*Activity*. Below is a block of records: output all of them exactly and leave out the pictures.

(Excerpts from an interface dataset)

--- START ---

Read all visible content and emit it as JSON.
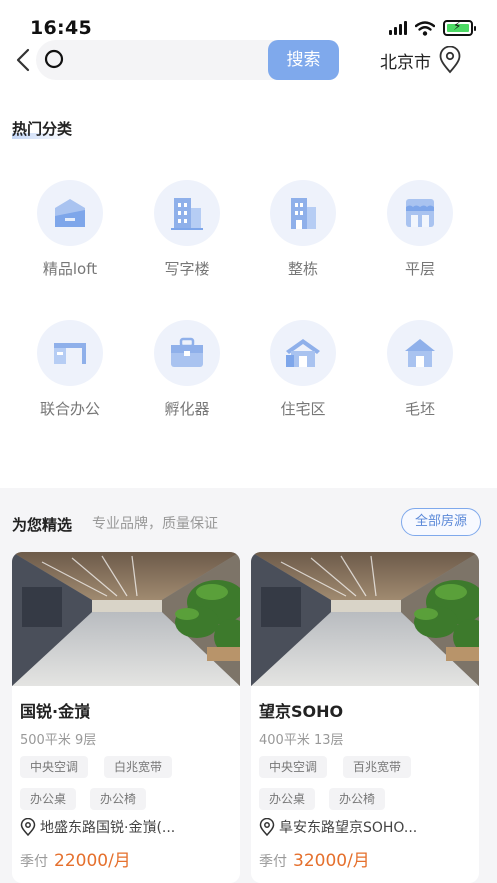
{
  "status": {
    "time": "16:45"
  },
  "header": {
    "search_placeholder": "",
    "search_button": "搜索",
    "city": "北京市"
  },
  "hot": {
    "title": "热门分类",
    "categories": [
      {
        "label": "精品loft",
        "icon": "loft-icon"
      },
      {
        "label": "写字楼",
        "icon": "office-building-icon"
      },
      {
        "label": "整栋",
        "icon": "whole-building-icon"
      },
      {
        "label": "平层",
        "icon": "flat-floor-icon"
      },
      {
        "label": "联合办公",
        "icon": "cowork-desk-icon"
      },
      {
        "label": "孵化器",
        "icon": "incubator-briefcase-icon"
      },
      {
        "label": "住宅区",
        "icon": "residential-icon"
      },
      {
        "label": "毛坯",
        "icon": "raw-house-icon"
      }
    ]
  },
  "recommend": {
    "title": "为您精选",
    "subtitle": "专业品牌，质量保证",
    "all_button": "全部房源",
    "cards": [
      {
        "name": "国锐·金嵿",
        "spec": "500平米 9层",
        "tags": [
          "中央空调",
          "白兆宽带",
          "办公桌",
          "办公椅"
        ],
        "address": "地盛东路国锐·金嵿(...",
        "price_label": "季付",
        "price": "22000/月"
      },
      {
        "name": "望京SOHO",
        "spec": "400平米 13层",
        "tags": [
          "中央空调",
          "百兆宽带",
          "办公桌",
          "办公椅"
        ],
        "address": "阜安东路望京SOHO...",
        "price_label": "季付",
        "price": "32000/月"
      }
    ]
  },
  "colors": {
    "accent": "#7fa9ec",
    "price": "#e5702d",
    "icon": "#8fb0ea"
  }
}
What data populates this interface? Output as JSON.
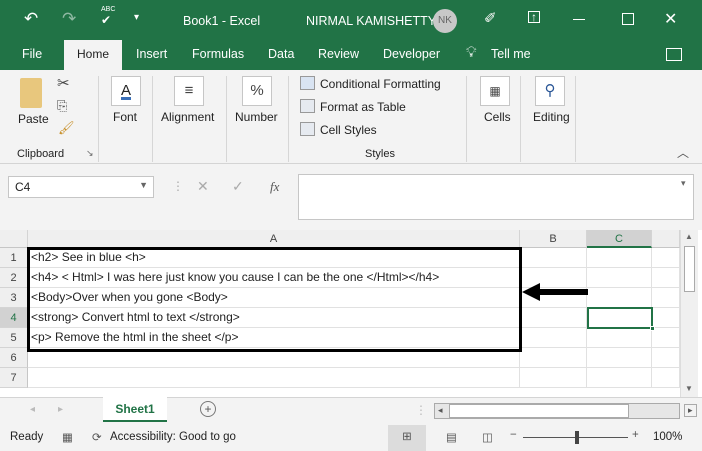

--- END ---

*Written answer*.
Read all visible content and emit it as JSON.
{
  "status": {
    "time": "16:45"
  },
  "header": {
    "search_placeholder": "",
    "search_button": "搜索",
    "city": "北京市"
  },
  "hot": {
    "title": "热门分类",
    "categories": [
      {
        "label": "精品loft",
        "icon": "loft-icon"
      },
      {
        "label": "写字楼",
        "icon": "office-building-icon"
      },
      {
        "label": "整栋",
        "icon": "whole-building-icon"
      },
      {
        "label": "平层",
        "icon": "flat-floor-icon"
      },
      {
        "label": "联合办公",
        "icon": "cowork-desk-icon"
      },
      {
        "label": "孵化器",
        "icon": "incubator-briefcase-icon"
      },
      {
        "label": "住宅区",
        "icon": "residential-icon"
      },
      {
        "label": "毛坯",
        "icon": "raw-house-icon"
      }
    ]
  },
  "recommend": {
    "title": "为您精选",
    "subtitle": "专业品牌，质量保证",
    "all_button": "全部房源",
    "cards": [
      {
        "name": "国锐·金嵿",
        "spec": "500平米 9层",
        "tags": [
          "中央空调",
          "白兆宽带",
          "办公桌",
          "办公椅"
        ],
        "address": "地盛东路国锐·金嵿(...",
        "price_label": "季付",
        "price": "22000/月"
      },
      {
        "name": "望京SOHO",
        "spec": "400平米 13层",
        "tags": [
          "中央空调",
          "百兆宽带",
          "办公桌",
          "办公椅"
        ],
        "address": "阜安东路望京SOHO...",
        "price_label": "季付",
        "price": "32000/月"
      }
    ]
  },
  "colors": {
    "accent": "#7fa9ec",
    "price": "#e5702d",
    "icon": "#8fb0ea"
  }
}
What data populates this interface? Output as JSON.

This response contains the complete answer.